Following separation three minutes into flight, Booster 7 was expected to perform a boostback burn, similar to what the Falcon 9 does to return to land. However, the vehicle was to target an area about 20 miles (32 kilometers) off the coast of South Padre Island, Texas.
Before hitting the ocean, Booster 7 would have reignited a subset of its engines to slow itself down to softly splashdown in the water roughly 8 minutes after launch. The plan was for the booster to fall on its side where valves would have been open to flood its propellant tanks, sinking the rocket.
SpaceX’s Starship ambitions
SpaceX plans to use this vehicle for a variety of purposes, including building up its Starlink internet constellation. Perhaps more importantly, however, Starship is part of the company’s overall plans to begin sending cargo and people to the Moon and Mars.
In fact, NASA has contracted SpaceX to build a version of the ship to be used for the space agency’s Moon lander during the Artemis 3 mission, likely not before 2026.

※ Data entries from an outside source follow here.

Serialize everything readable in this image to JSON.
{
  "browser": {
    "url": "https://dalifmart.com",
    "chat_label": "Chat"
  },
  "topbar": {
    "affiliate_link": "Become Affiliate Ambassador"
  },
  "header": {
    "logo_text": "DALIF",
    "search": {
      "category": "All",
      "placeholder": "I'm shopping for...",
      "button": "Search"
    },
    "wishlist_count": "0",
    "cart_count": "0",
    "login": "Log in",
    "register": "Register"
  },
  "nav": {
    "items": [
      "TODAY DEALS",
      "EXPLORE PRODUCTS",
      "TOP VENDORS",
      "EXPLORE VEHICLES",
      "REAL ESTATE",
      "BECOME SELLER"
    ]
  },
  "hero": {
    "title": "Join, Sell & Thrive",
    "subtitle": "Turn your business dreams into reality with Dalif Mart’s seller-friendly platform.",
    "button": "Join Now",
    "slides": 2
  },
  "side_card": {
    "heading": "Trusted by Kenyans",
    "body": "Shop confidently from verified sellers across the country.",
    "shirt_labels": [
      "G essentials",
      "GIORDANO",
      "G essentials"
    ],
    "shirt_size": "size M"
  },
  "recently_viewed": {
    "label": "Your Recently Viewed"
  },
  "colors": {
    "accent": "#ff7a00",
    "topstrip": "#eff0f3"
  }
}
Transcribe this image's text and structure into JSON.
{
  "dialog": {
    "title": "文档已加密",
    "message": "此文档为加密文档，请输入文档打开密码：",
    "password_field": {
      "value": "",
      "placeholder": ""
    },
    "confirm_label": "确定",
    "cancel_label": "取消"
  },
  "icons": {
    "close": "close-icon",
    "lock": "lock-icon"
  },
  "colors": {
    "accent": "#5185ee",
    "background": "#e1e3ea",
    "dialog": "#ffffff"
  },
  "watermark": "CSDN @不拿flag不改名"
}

In order for Starship to accomplish anything significant beyond low Earth orbit, however, SpaceX will need to demonstrate the system can transfer cryogenic propellants while in orbit to refill tanks. This would enable the ship to send 100 or more tons of payload to nearly anywhere in the solar system.
In-space cryogenic refilling can only happen after SpaceX demonstrates the system can reliably reach orbit and return safely to Earth.
While the booster and ship for this integrated test flight were not expected to be recovered anyway, at some point the company plans to use the nearly 500-foot (146-meter) tall launch tower to catch a returning booster with arms that are also used to integrate the vehicle before liftoff.
During an operational flight the booster would slow down and slide between catch arms, which would then close to allow the grid fins to settle on the massive device.
After everything settles, the catch arms would reposition the booster on the launch mount to wait for another ship to launch.
It’s unclear when the first booster catch attempt will occur. SpaceX will need to first fix what caused the anomaly and retry the integrated flight test.
But in order for Starship to be ready to deliver a Moon lander for NASA’s Artemis 3 mission in 2026, the system will need to be able to reliably launch, use and recover boosters and propellent tanker ship variants.
Moreover, SpaceX will also need to design, build and fly a propellant depot and a prototype lunar Starship variant for a Moon landing demonstration by 2025 — an ambition timeline that could slip as issues crop up during the company’s development program.
Video courtesy of SpaceX
Derek Richardson has a degree in mass media, with an emphasis in contemporary journalism, from Washburn University in Topeka, Kansas. While at Washburn, he was the managing editor of the student run newspaper, the Washburn Review. He also has a website about human spaceflight called Orbital Velocity. You can find him on twitter @TheSpaceWriter.